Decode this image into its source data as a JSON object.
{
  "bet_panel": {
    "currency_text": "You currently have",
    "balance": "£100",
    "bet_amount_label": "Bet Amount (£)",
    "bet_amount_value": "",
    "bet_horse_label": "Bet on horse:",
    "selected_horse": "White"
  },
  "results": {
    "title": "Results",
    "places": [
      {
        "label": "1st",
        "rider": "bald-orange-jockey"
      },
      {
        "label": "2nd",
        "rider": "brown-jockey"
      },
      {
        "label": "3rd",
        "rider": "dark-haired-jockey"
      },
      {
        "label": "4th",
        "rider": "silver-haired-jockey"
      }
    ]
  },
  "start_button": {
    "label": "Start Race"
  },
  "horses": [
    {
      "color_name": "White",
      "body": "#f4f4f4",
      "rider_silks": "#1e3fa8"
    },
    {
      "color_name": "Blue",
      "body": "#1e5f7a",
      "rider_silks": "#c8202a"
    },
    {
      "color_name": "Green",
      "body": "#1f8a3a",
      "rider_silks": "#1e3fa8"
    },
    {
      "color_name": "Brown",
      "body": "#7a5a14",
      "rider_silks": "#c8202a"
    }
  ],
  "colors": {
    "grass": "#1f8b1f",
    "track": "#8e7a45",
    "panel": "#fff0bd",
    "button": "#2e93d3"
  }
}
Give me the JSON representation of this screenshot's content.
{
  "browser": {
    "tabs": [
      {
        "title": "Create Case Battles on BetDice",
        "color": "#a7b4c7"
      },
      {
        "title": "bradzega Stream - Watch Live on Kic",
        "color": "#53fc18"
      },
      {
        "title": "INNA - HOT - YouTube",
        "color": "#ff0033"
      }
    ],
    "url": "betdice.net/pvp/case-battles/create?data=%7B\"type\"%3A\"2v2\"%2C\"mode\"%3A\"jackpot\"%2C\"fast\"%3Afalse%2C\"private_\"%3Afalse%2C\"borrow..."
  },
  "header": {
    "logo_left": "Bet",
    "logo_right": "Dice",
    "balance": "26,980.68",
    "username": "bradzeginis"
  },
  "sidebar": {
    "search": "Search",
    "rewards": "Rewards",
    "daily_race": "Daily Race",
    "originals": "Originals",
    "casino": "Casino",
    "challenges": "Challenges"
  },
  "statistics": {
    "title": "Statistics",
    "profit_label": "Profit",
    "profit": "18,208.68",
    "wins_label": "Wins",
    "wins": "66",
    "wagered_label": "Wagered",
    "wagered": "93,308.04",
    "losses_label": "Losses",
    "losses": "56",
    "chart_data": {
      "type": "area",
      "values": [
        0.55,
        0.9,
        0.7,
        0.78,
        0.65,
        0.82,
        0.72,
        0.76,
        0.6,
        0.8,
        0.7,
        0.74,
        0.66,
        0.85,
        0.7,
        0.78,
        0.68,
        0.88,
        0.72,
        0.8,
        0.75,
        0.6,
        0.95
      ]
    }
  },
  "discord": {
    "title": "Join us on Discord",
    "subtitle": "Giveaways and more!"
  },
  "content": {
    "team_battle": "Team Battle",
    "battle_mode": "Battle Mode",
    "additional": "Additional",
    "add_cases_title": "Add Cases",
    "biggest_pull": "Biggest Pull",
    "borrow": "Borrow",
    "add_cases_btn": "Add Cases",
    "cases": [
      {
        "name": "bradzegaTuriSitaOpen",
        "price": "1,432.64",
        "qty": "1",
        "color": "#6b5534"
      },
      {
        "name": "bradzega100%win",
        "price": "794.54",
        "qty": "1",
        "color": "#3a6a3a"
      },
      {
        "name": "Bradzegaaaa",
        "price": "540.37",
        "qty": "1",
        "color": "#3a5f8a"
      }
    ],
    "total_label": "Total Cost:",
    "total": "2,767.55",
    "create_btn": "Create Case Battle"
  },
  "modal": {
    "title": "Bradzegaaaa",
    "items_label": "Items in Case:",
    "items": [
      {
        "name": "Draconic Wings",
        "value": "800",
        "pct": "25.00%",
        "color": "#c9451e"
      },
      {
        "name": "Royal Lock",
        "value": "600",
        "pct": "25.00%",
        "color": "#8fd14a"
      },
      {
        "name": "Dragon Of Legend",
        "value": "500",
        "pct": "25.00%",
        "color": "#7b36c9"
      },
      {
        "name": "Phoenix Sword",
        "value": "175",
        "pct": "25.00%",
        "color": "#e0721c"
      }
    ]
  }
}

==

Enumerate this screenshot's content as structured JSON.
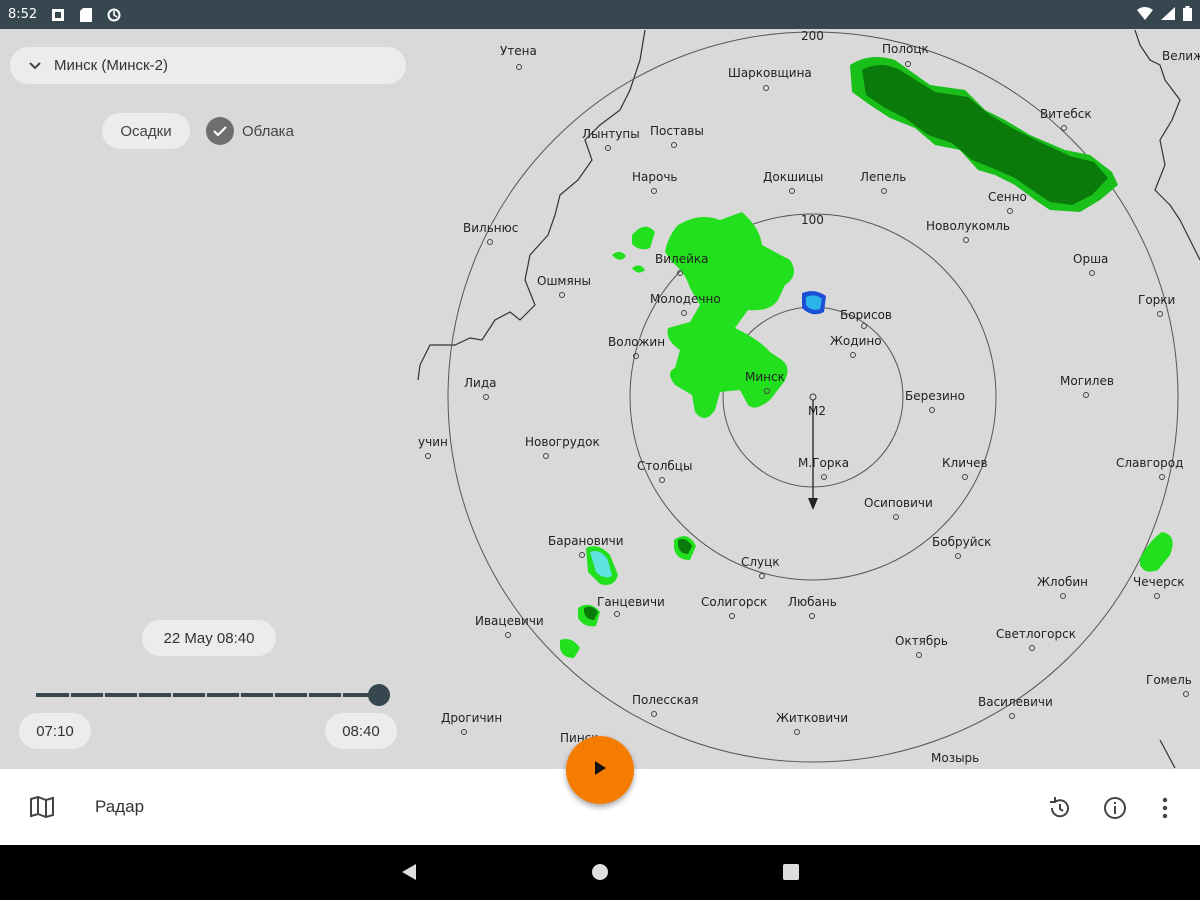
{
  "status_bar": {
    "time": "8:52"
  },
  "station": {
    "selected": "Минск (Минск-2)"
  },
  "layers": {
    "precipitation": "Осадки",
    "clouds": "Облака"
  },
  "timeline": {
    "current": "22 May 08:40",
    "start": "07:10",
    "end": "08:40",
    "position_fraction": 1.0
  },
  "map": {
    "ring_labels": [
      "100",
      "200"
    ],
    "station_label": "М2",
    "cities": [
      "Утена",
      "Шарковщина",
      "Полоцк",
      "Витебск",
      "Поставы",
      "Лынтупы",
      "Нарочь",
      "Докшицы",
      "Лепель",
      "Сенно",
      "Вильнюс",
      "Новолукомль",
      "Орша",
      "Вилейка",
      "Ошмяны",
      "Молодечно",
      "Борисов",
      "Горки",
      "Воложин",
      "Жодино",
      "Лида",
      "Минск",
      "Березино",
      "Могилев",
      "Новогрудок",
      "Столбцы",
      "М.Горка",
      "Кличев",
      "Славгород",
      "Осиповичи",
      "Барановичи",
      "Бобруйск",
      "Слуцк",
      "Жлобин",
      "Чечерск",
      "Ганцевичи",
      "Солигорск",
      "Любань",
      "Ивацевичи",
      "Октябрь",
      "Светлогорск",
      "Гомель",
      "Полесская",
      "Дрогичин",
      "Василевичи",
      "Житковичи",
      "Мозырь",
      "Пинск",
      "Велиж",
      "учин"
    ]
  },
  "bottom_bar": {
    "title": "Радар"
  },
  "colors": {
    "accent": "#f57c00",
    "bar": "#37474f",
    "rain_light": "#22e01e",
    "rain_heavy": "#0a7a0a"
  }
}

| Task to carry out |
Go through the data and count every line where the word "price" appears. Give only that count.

| Response area |
3